Militarization hit. â€œThe Tribunal declared â€œunlawfulâ€ Chinaâ€™s military buildup and activities in the Spratlys, saying parts of the archipelago are within the Philippines EEZ.
â€œIt also considered the effect on the maritime environment of Chinaâ€™s land reclamation and artificial island building in the Spratlys and found that China had caused severe harm to coral reefs and violated its obligation to preserve and protect fragile ecosystems and the habitat of depleted, threatened or endangered species.
â€œIt also found that Chinese authorities were aware that Chinese fishermen have harvested endangered sea turtles, coral and giant sea clams on a substantial scale in the South China Sea, using methods that inflict severe damage on the coral reef environment, and had not fulfilled their obligation Â to stop the fishermenâ€™s activities.
â€œIt ruled that Chinaâ€™s large-scale land reclamation and artificial land building in the Spratlys was incompatible with the obligationÂ on a state during dispute resolution proceedings, in so far as China has inflicted irreparable harmÂ to the marine environment, built a large artificial island in the Philippinesâ€™ EEZ, and destroyed evidence of the natural condition of features in the South China Sea that formed part of the dispute.
â€œChina has always rejected charges that its activities in the South China Sea had formed part of the dispute.
â€œThe U.N. arbitration judges acknowledged Chinaâ€™s refusal to participate in the proceedings, but said they sought to take account of Chinaâ€™s position on the basis of its statements and diplomatic correspondence.

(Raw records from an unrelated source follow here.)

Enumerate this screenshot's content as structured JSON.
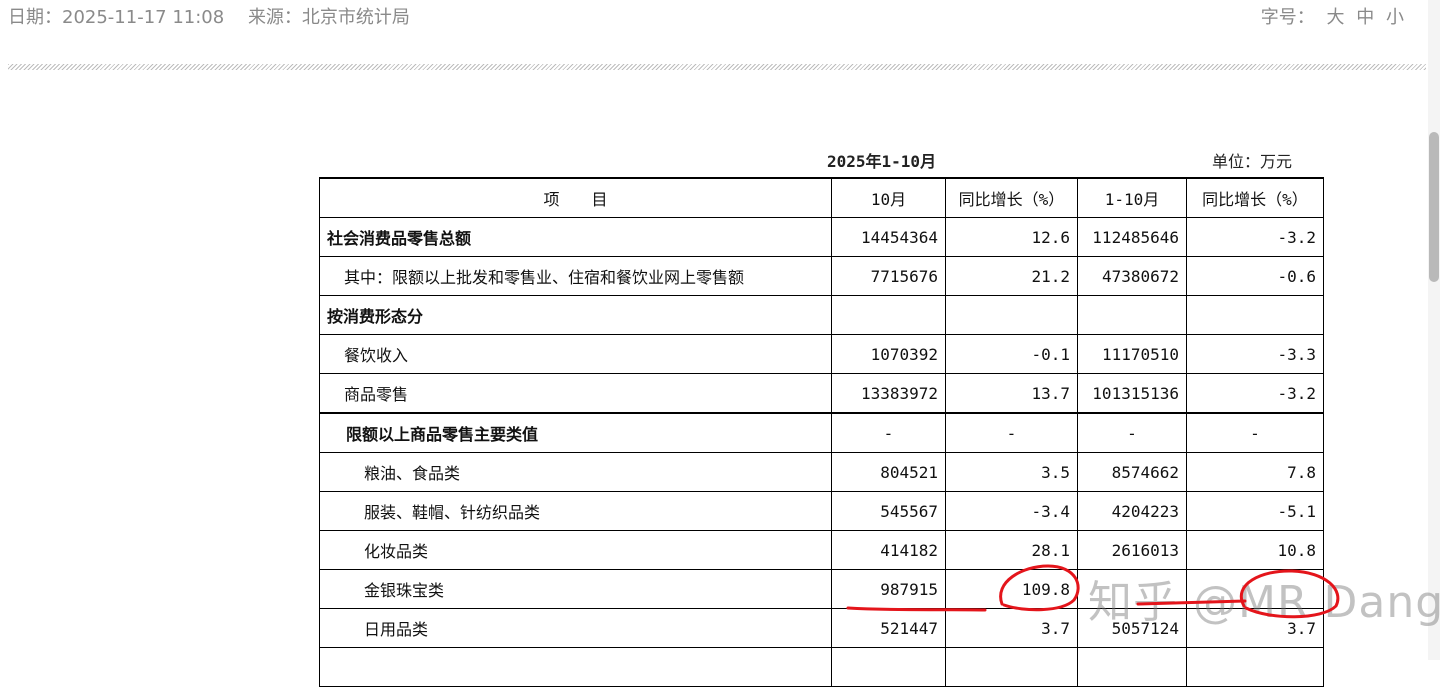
{
  "meta": {
    "date": "日期：2025-11-17 11:08",
    "source": "来源：北京市统计局",
    "font_size_label": "字号：",
    "font_size_options": [
      "大",
      "中",
      "小"
    ]
  },
  "table": {
    "period": "2025年1-10月",
    "unit": "单位：万元",
    "headers": [
      "项　　目",
      "10月",
      "同比增长（%）",
      "1-10月",
      "同比增长（%）"
    ],
    "rows": [
      {
        "label": "社会消费品零售总额",
        "values": [
          "14454364",
          "12.6",
          "112485646",
          "-3.2"
        ]
      },
      {
        "label": "其中：限额以上批发和零售业、住宿和餐饮业网上零售额",
        "values": [
          "7715676",
          "21.2",
          "47380672",
          "-0.6"
        ]
      },
      {
        "label": "按消费形态分",
        "values": [
          "",
          "",
          "",
          ""
        ]
      },
      {
        "label": "餐饮收入",
        "values": [
          "1070392",
          "-0.1",
          "11170510",
          "-3.3"
        ]
      },
      {
        "label": "商品零售",
        "values": [
          "13383972",
          "13.7",
          "101315136",
          "-3.2"
        ]
      },
      {
        "label": "限额以上商品零售主要类值",
        "values": [
          "-",
          "-",
          "-",
          "-"
        ]
      },
      {
        "label": "粮油、食品类",
        "values": [
          "804521",
          "3.5",
          "8574662",
          "7.8"
        ]
      },
      {
        "label": "服装、鞋帽、针纺织品类",
        "values": [
          "545567",
          "-3.4",
          "4204223",
          "-5.1"
        ]
      },
      {
        "label": "化妆品类",
        "values": [
          "414182",
          "28.1",
          "2616013",
          "10.8"
        ]
      },
      {
        "label": "金银珠宝类",
        "values": [
          "987915",
          "109.8",
          "",
          ""
        ]
      },
      {
        "label": "日用品类",
        "values": [
          "521447",
          "3.7",
          "5057124",
          "3.7"
        ]
      }
    ]
  },
  "watermark": "知乎 @MR Dang",
  "colors": {
    "annotation": "#e4151b",
    "meta_text": "#8a8a8a"
  }
}
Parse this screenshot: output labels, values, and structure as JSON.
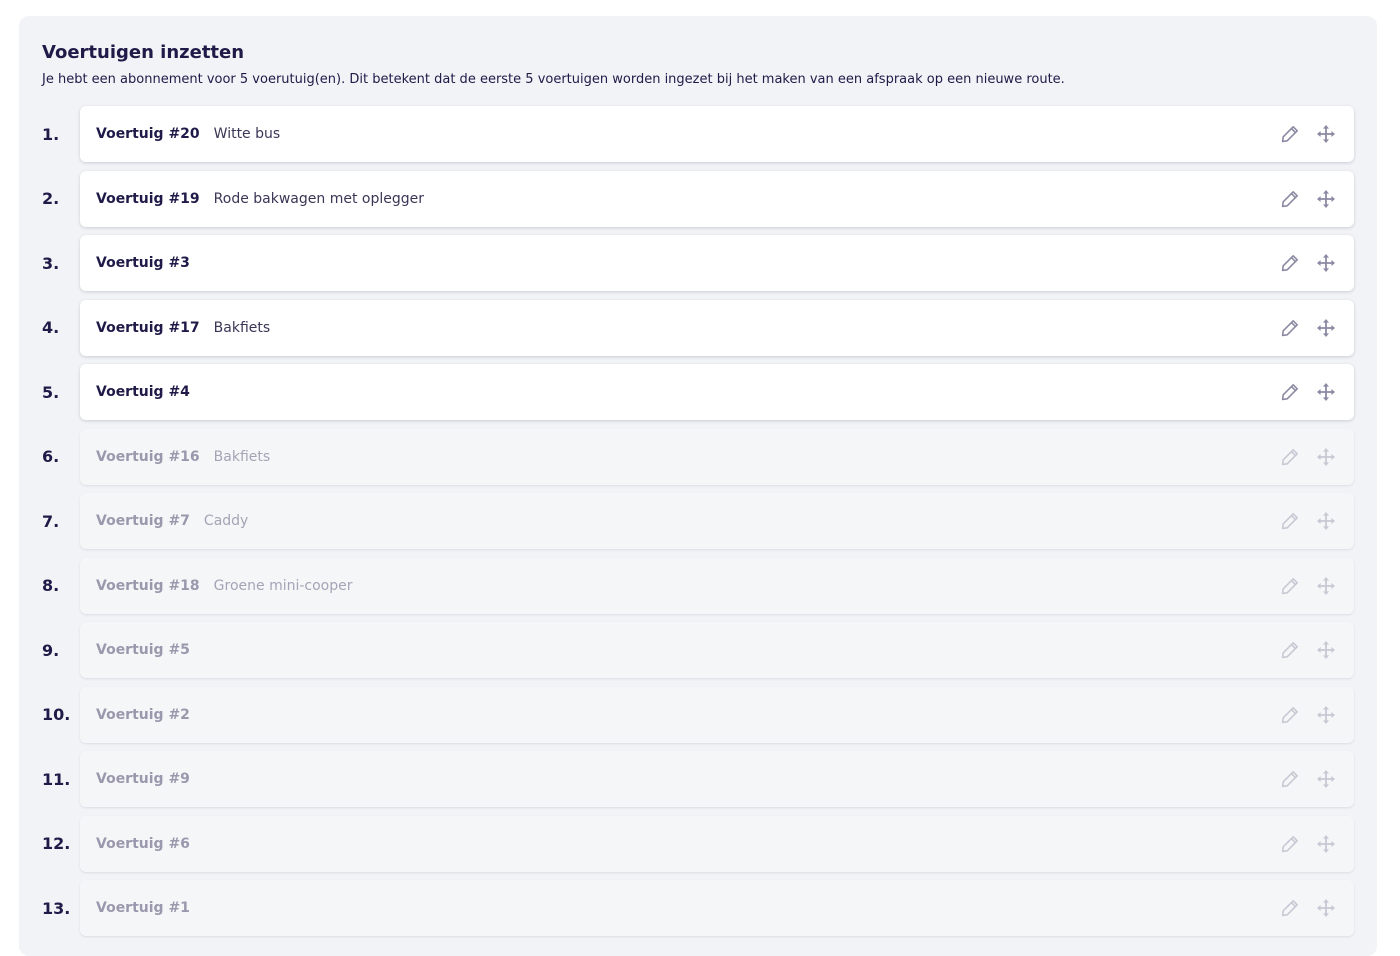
{
  "section": {
    "title": "Voertuigen inzetten",
    "intro": "Je hebt een abonnement voor 5 voerutuig(en). Dit betekent dat de eerste 5 voertuigen worden ingezet bij het maken van een afspraak op een nieuwe route."
  },
  "vehicles": [
    {
      "number": "1.",
      "name": "Voertuig #20",
      "description": "Witte bus",
      "active": true
    },
    {
      "number": "2.",
      "name": "Voertuig #19",
      "description": "Rode bakwagen met oplegger",
      "active": true
    },
    {
      "number": "3.",
      "name": "Voertuig #3",
      "description": "",
      "active": true
    },
    {
      "number": "4.",
      "name": "Voertuig #17",
      "description": "Bakfiets",
      "active": true
    },
    {
      "number": "5.",
      "name": "Voertuig #4",
      "description": "",
      "active": true
    },
    {
      "number": "6.",
      "name": "Voertuig #16",
      "description": "Bakfiets",
      "active": false
    },
    {
      "number": "7.",
      "name": "Voertuig #7",
      "description": "Caddy",
      "active": false
    },
    {
      "number": "8.",
      "name": "Voertuig #18",
      "description": "Groene mini-cooper",
      "active": false
    },
    {
      "number": "9.",
      "name": "Voertuig #5",
      "description": "",
      "active": false
    },
    {
      "number": "10.",
      "name": "Voertuig #2",
      "description": "",
      "active": false
    },
    {
      "number": "11.",
      "name": "Voertuig #9",
      "description": "",
      "active": false
    },
    {
      "number": "12.",
      "name": "Voertuig #6",
      "description": "",
      "active": false
    },
    {
      "number": "13.",
      "name": "Voertuig #1",
      "description": "",
      "active": false
    }
  ],
  "icons": {
    "edit": "pencil-icon",
    "move": "drag-move-icon"
  },
  "colors": {
    "text_primary": "#1f1a48",
    "text_muted": "#9b98ad",
    "panel_background": "#f2f3f6",
    "card_active": "#ffffff",
    "card_inactive": "#f5f6f8"
  }
}
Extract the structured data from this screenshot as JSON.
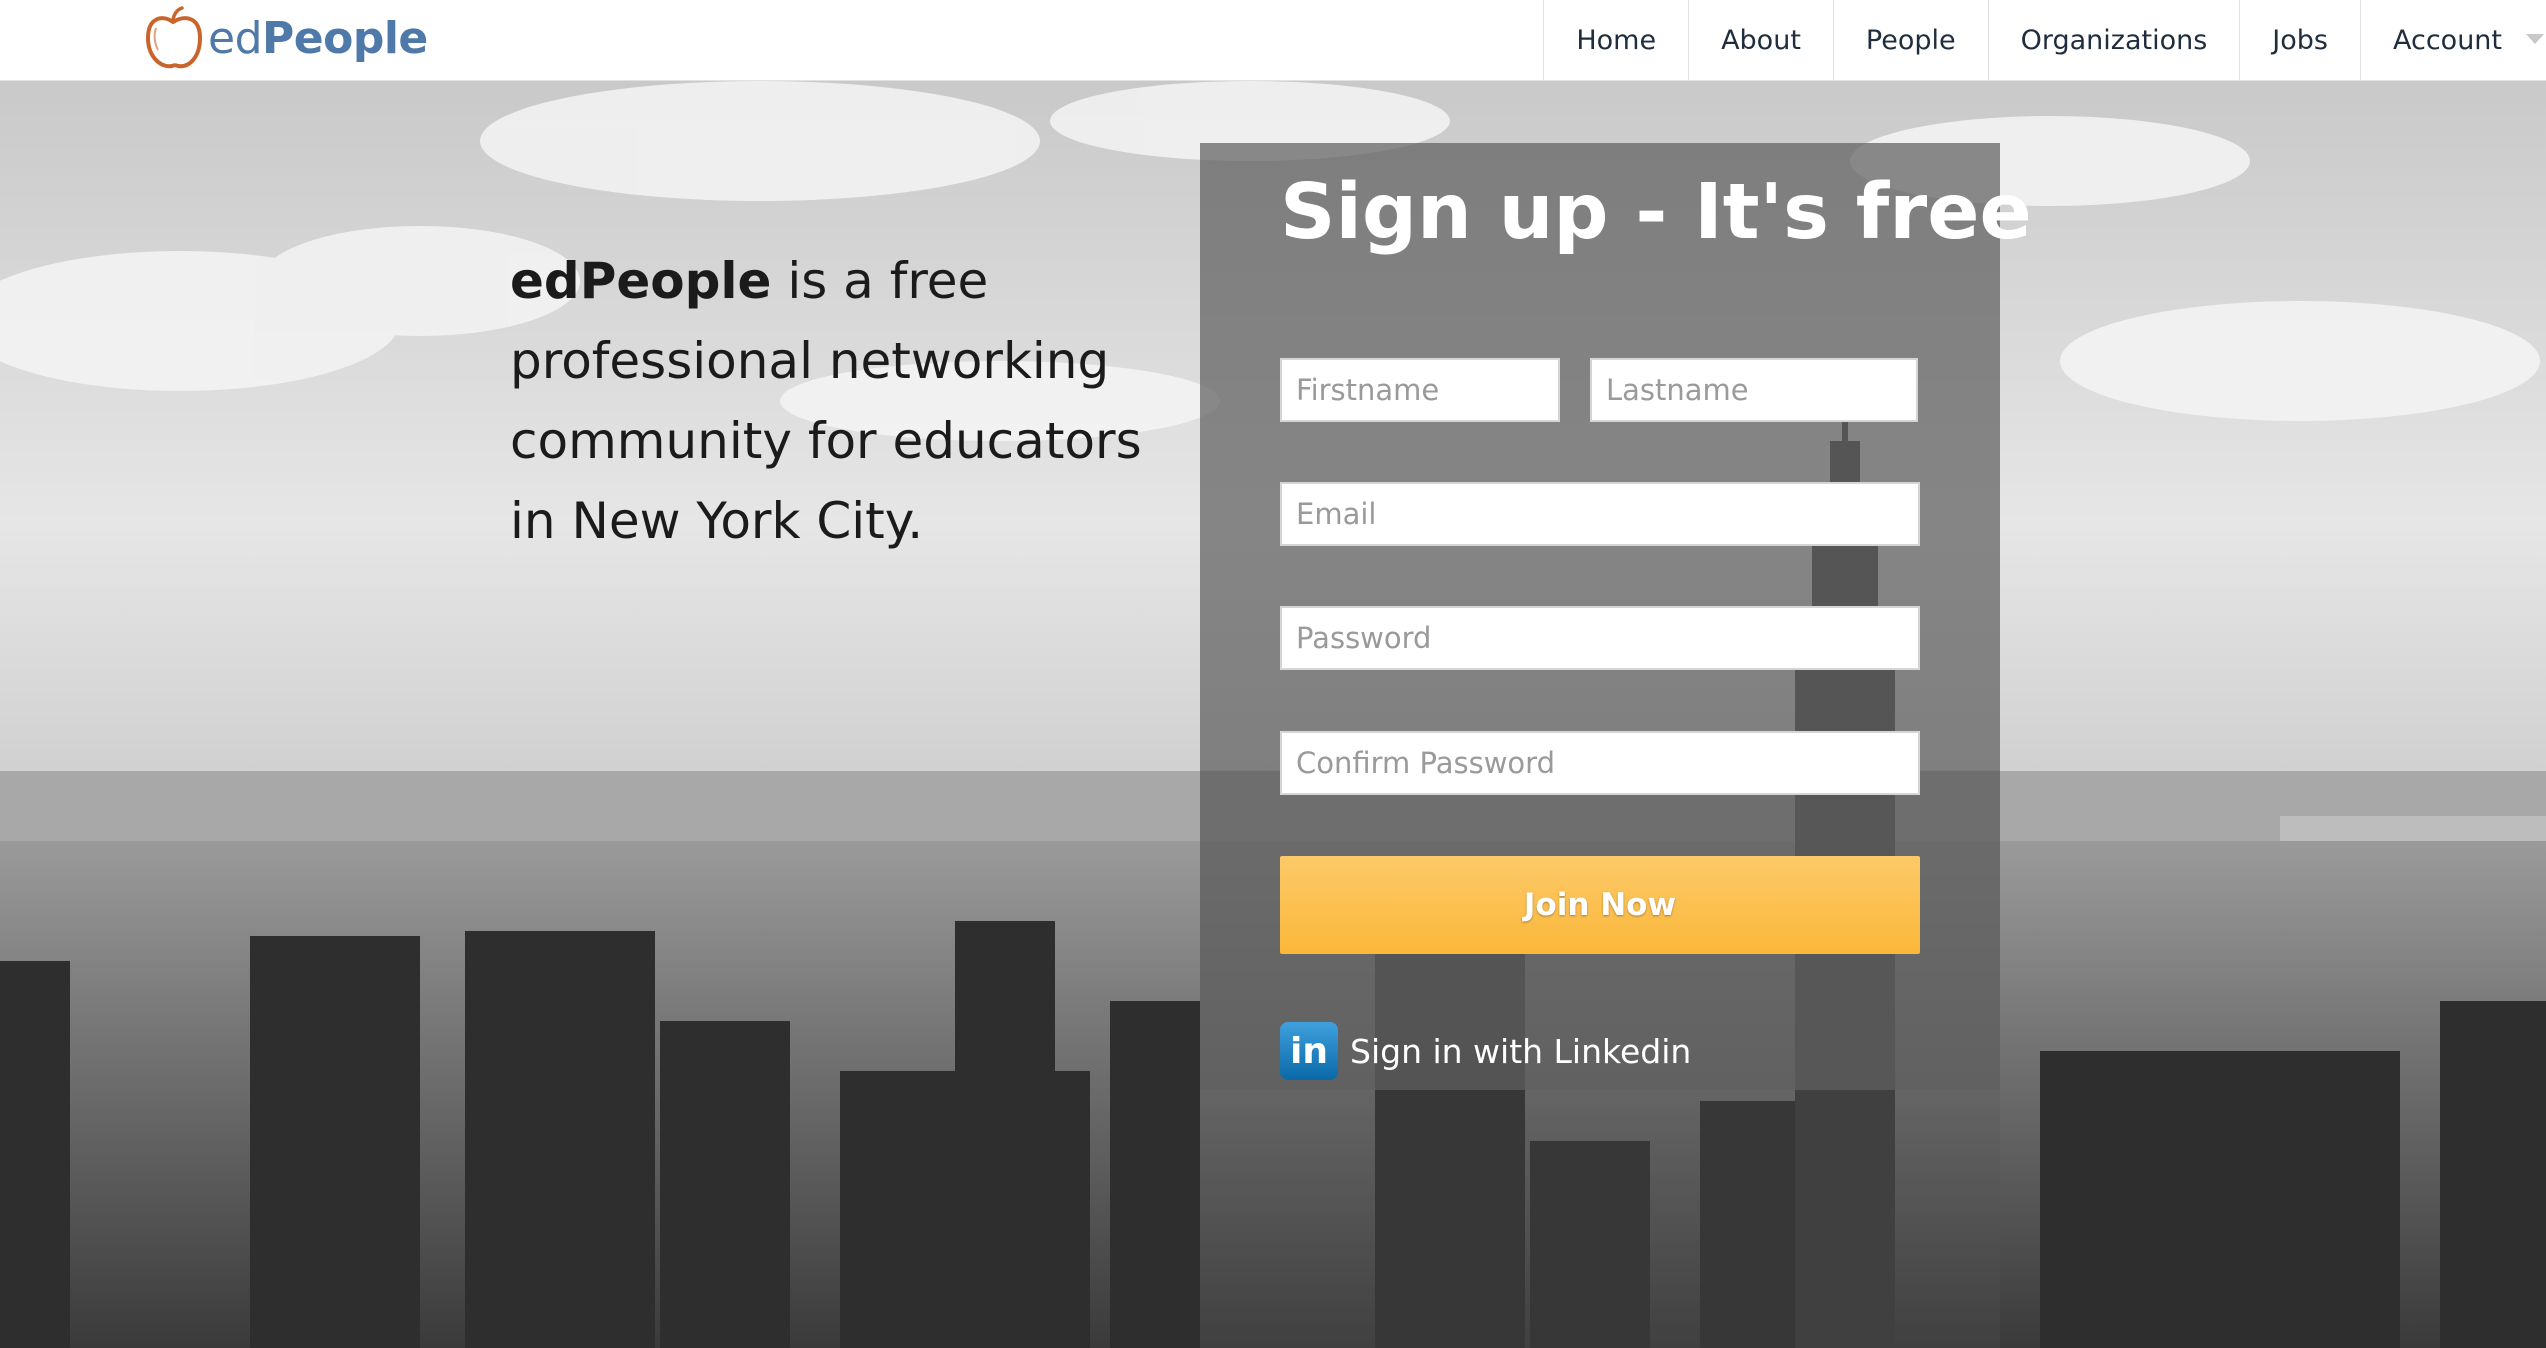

First legal challenge. The U.N. arbitration â€œruling is significant as it is the first time that a legal challenge has been brought in the dispute, which covers promising oil and gas fields and vital fishing grounds. The Philippineâ€™s 15-point case hinged on the legal status of reefs, rocks and artificial islands in the South China Sea.
Ian Storey of Singaporeâ€™s ISEA Yusof Ishak Institute told Reuters: â€œThis award represents a devastating legal blow to Chinaâ€™s jurisdictional claims in the South China Sea. China will respond with fury, certainly in terms of rhetoric and possibly through more aggressive actions at sea.â€
Aggressive China, hospitable Philippines. China has certainly been belligerent and bullying as a political and economic world power.
On her part the Philippines has been a hospitable nation to its countless citizens of Chinese origin, many of whom are among the richest and most compliant in the country. Mabuting mga kapatid.
The Duterte Administration is responding to the U.N. Arbitration Court judgment favorably; but also with restraint and a view to negotiate with China. A statesmanly response to a bullying big neighbor. Mabuting Pangulo. Maayong laki! (By Jose â€œPepeâ€ Abueva)